Gently drawing blood from patients in the cancer center at Methodist Hospital, Abraham Westlund does his very best to put those sitting in this lab seat at ease as much as he can.

"When you go in there you are a little bit nervous, but he makes you feel so good," says patient, Liane. 

Tom Haws first started looking forward to his lab visits with Westlund more than a year ago, when he was diagnosed with Stage 4 lung cancer. Early on, every visit was an emotional roller coaster.

"You don’t know what it’s like walking from the parking lot to that room, the roller coaster you are on," said Haws. "Usually when you come here, you are a little bit scared, and when you see him I forget about the being scared. He just has a positive influence on me and a ‘good to see you ... keep fighting.’"

In addition to Westland's smile, positivity, infectious laughter, he trades the tiny prick of pain his needles might cause each day for the soothing piano keys in the hospital lobby. For three years, this is where the 24-year-old phlebotomist has offered up the sort of emotional medicine no doctor can prescribe.

"What these people have to go through every single day, it’s unbelievable," said Westlund. "I've met met some of the strongest people here."

 Playing original songs and covers, Westlund reads the room more than he reads sheet music. Crowds gathering are as common as tears and thank yous.

"I was back there crying, nice job," says one patient. 

"I get inspired every day by the interactions I have," said Westlund. "It's not so much about...'oh, I need to write about this', it’s more about 'I’m doing the right thing. I'm in the right place doing the right thing.'"

According to Westlund's mom, he’s been drawn to music since he was a baby. Social media filled with various gigs, and raps he's come up with, but these days, writing songs alongside his boss and another co-worker, this trio often turn the hospital hallways into impromptu concert halls. Recently they started recording a song they hope to release by late summer.

"I truly feel with this group it’s not just the sum of its parts. When each individual brings their components, it adds up to something else entirely," said Brad Lemke, Westlund's boss and Methodist Hospital Lab Manager. 

"It's a beautiful thing to walk into a place like a hospital and feel comfort by music because for so many people this is the last place they want to be," said Chloe Rohl, a producer specialist. 

That's the sort of sensitivity some of Westlund, Lemke and Rohl's biggest fans are most thankful for. 

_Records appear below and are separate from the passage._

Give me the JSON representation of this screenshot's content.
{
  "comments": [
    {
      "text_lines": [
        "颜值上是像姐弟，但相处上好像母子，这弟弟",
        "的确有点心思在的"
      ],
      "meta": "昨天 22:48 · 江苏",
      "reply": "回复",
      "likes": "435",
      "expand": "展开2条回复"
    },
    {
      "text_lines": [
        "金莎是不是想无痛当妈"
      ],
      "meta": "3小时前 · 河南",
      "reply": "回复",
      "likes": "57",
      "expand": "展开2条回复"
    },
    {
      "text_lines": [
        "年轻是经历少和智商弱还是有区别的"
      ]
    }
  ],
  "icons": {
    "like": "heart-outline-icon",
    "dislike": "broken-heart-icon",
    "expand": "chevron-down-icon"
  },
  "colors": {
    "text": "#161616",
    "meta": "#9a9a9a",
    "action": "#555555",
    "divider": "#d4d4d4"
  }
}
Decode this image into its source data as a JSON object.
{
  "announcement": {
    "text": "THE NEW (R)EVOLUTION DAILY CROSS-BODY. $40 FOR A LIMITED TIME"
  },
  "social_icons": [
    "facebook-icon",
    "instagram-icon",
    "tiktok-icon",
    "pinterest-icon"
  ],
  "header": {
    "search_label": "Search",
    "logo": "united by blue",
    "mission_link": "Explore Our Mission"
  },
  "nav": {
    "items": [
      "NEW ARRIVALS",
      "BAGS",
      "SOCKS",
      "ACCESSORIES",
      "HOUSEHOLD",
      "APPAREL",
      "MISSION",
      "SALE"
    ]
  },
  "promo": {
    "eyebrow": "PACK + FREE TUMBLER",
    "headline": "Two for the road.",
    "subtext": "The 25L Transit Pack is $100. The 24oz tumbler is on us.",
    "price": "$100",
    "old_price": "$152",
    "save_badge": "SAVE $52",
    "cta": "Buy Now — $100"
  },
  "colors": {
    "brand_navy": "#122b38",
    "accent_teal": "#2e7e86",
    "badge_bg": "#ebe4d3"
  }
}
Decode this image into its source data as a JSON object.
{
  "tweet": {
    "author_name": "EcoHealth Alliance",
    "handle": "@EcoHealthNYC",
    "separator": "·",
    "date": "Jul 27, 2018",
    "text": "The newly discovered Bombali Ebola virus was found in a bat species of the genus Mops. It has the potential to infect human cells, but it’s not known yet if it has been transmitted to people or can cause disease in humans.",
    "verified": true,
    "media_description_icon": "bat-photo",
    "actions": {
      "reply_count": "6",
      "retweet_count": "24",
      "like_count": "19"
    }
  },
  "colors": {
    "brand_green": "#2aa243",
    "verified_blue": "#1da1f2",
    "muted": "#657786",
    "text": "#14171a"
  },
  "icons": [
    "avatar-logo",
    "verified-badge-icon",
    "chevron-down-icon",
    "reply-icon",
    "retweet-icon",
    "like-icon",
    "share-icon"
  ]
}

"I asked him in private, would he play at my funeral? And he said ‘I’d be honored to.’ We don’t have a date and I hope it doesn’t happen," said Haws. "I have a couple videos I captured. When I feel down in the dumps,  I think, oh it’s time for Abraham. So I'll sit at home on the couch and pull up that video and listen to it kinda gets me out of the doldrums and back to where I should be."

For many staff members and patients, this music has become a bit of an anthem, as the fight of their lives continues. 

Westlund hopes to release a single of his song "Nederland" late this summer. He also has plans to play at the Minnesota State Fair. If you are interested in his music and following his work, you can follow him on Instagram at @AbrahamWestlundd.